TASK TO COMPLETE – For each line of the data below that holds "JSON", copy the line.

(Stored dataset items)

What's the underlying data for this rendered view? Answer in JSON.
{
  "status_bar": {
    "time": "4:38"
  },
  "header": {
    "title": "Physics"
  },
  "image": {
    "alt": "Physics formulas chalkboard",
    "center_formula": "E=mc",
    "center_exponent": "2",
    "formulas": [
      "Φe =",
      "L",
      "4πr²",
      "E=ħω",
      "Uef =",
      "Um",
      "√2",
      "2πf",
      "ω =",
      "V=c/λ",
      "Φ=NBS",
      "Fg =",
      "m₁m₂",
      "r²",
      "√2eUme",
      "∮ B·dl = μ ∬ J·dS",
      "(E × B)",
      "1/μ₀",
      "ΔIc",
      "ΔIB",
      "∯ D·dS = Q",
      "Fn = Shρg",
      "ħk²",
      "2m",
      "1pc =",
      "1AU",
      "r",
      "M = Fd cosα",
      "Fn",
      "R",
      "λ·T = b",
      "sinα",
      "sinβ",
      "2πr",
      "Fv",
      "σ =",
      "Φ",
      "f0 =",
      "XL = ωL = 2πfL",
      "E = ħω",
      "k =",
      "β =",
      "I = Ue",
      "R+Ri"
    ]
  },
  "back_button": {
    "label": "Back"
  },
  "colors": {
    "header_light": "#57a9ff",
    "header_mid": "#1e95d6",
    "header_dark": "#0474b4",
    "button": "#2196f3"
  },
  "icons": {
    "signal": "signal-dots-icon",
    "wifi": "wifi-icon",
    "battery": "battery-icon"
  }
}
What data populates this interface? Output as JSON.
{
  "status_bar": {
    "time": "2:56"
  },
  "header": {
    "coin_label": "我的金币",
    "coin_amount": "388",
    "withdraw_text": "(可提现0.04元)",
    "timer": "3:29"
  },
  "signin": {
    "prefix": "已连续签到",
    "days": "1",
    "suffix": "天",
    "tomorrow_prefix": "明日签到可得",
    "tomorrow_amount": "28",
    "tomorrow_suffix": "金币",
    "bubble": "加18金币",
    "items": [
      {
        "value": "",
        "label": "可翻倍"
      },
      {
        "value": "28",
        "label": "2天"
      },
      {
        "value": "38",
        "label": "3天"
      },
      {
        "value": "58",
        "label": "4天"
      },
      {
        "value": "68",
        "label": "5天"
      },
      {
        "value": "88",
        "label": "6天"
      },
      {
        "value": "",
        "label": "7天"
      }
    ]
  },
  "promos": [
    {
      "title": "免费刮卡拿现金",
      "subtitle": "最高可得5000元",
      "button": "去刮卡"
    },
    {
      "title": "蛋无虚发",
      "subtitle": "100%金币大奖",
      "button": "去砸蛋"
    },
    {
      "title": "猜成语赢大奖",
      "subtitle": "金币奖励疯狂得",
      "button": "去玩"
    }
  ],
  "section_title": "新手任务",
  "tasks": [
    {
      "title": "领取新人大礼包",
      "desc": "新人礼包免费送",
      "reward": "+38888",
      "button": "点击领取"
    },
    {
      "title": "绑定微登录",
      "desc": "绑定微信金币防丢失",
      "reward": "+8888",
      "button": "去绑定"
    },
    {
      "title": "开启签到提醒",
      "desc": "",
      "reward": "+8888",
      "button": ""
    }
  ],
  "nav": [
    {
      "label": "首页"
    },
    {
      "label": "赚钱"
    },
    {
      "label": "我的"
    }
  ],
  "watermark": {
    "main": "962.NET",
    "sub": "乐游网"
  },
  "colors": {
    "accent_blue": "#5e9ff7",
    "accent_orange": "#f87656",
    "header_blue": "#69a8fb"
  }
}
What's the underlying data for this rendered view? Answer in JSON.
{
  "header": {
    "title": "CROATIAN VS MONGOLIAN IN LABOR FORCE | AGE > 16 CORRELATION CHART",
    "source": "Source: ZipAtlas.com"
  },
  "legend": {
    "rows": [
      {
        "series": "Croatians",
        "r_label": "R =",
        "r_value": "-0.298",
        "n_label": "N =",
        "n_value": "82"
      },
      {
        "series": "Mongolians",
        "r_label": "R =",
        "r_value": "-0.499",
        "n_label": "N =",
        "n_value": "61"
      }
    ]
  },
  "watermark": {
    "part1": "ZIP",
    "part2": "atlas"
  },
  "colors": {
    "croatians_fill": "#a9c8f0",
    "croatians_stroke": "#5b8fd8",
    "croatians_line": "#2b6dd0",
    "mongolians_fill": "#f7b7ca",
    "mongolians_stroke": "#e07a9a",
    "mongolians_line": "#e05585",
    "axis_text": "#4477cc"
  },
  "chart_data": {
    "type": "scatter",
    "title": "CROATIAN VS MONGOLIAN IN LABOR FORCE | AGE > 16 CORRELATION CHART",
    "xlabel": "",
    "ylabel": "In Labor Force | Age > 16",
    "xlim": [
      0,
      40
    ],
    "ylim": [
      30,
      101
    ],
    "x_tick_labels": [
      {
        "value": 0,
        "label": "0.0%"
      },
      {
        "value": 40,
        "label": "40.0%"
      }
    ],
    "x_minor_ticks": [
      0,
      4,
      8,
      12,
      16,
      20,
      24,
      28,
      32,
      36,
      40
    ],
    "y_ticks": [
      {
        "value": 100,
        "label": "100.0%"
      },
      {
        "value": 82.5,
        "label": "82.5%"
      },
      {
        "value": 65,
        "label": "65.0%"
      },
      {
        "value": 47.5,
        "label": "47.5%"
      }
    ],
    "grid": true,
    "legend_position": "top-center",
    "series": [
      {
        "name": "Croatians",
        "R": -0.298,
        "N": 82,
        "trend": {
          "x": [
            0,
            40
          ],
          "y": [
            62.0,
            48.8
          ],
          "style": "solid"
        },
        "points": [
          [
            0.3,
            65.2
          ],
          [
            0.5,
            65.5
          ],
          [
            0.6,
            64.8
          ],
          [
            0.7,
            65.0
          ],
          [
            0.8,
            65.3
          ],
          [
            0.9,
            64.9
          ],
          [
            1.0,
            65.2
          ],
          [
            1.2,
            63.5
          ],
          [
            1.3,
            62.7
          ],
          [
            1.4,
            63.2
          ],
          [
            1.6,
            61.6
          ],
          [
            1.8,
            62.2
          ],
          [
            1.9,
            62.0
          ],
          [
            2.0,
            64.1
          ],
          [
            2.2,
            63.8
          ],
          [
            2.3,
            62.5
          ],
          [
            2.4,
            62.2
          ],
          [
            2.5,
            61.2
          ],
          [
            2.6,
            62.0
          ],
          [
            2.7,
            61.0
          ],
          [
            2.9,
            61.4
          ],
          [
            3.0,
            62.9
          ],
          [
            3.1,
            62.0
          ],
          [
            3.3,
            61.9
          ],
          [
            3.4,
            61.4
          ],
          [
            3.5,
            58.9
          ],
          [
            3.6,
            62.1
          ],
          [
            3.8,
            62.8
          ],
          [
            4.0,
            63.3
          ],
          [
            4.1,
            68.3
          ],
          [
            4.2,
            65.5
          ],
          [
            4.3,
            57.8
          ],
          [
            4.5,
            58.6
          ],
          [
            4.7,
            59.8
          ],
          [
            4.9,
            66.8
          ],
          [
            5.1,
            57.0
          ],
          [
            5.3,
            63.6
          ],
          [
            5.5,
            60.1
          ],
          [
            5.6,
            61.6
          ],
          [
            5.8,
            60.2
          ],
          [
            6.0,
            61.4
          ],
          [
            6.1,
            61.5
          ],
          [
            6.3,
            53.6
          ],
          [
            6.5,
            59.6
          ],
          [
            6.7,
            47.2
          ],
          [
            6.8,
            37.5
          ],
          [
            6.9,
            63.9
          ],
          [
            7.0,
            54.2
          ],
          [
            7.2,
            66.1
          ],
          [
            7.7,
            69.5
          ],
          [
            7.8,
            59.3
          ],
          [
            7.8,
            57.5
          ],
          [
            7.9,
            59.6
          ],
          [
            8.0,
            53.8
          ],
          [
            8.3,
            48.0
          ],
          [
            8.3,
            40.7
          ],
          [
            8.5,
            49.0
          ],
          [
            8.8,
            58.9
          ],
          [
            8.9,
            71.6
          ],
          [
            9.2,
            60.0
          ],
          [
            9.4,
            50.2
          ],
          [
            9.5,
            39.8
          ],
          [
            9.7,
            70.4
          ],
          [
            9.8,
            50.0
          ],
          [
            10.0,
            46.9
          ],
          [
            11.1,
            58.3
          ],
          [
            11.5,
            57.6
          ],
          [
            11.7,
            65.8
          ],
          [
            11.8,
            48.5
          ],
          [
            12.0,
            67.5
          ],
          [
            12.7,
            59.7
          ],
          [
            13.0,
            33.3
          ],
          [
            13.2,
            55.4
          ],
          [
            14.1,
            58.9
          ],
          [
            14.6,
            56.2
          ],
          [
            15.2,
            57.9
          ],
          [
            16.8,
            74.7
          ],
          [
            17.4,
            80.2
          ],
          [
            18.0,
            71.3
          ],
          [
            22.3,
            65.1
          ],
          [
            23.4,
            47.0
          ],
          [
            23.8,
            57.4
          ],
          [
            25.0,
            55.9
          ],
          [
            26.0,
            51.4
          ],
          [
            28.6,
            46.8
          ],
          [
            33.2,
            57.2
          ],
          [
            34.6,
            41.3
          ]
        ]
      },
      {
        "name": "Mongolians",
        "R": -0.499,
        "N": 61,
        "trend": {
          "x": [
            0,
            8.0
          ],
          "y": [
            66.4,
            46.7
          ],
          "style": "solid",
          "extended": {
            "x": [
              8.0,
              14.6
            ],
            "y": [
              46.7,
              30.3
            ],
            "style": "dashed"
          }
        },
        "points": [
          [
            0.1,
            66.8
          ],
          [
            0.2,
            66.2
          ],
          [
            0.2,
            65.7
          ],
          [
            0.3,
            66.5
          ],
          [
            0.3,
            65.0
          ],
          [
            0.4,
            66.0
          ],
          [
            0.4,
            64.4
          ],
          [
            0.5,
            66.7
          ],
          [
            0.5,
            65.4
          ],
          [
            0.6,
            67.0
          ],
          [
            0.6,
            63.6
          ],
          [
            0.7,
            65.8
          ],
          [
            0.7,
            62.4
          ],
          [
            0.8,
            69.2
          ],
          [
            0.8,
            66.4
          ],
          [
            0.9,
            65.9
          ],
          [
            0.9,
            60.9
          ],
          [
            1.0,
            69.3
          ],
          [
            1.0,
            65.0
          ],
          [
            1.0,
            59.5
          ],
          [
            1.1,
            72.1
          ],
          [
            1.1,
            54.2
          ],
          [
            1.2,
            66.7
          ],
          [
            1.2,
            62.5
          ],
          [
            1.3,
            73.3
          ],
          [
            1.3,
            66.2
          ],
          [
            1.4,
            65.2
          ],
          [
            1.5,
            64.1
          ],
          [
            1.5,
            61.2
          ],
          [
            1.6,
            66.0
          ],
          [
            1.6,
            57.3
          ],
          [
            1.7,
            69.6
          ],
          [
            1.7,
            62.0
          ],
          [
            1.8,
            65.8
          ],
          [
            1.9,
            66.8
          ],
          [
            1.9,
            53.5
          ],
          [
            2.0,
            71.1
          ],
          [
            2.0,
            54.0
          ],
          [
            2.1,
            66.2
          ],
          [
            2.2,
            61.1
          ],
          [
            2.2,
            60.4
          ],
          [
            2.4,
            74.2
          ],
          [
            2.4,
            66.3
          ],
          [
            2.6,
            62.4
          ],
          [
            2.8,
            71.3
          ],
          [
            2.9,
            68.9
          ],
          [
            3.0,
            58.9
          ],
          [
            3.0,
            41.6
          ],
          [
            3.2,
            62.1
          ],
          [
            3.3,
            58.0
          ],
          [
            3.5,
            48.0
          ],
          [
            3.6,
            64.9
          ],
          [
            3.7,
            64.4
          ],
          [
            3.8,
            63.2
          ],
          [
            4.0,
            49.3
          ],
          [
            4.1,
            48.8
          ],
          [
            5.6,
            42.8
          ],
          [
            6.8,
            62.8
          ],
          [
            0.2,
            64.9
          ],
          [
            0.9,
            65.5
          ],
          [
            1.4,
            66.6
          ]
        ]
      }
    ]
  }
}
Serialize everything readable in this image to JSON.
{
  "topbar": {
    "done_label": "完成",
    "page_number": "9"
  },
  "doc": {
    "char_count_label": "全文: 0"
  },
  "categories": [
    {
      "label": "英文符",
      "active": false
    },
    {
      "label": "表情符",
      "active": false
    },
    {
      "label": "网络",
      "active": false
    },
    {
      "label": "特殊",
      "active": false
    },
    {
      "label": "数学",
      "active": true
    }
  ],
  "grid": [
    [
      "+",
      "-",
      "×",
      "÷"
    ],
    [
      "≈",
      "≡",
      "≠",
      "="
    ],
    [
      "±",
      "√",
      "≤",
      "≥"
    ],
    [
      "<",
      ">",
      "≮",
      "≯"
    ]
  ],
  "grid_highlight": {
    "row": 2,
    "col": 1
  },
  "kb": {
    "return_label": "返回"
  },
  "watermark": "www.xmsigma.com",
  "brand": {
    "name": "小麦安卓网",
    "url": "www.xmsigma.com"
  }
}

RESPONSE BELOW –
What's the underlying data for this rendered view? Answer in JSON.
What data populates this interface? Output as JSON.
What's the underlying data for this rendered view? Answer in JSON.
Serialize everything readable in this image to JSON.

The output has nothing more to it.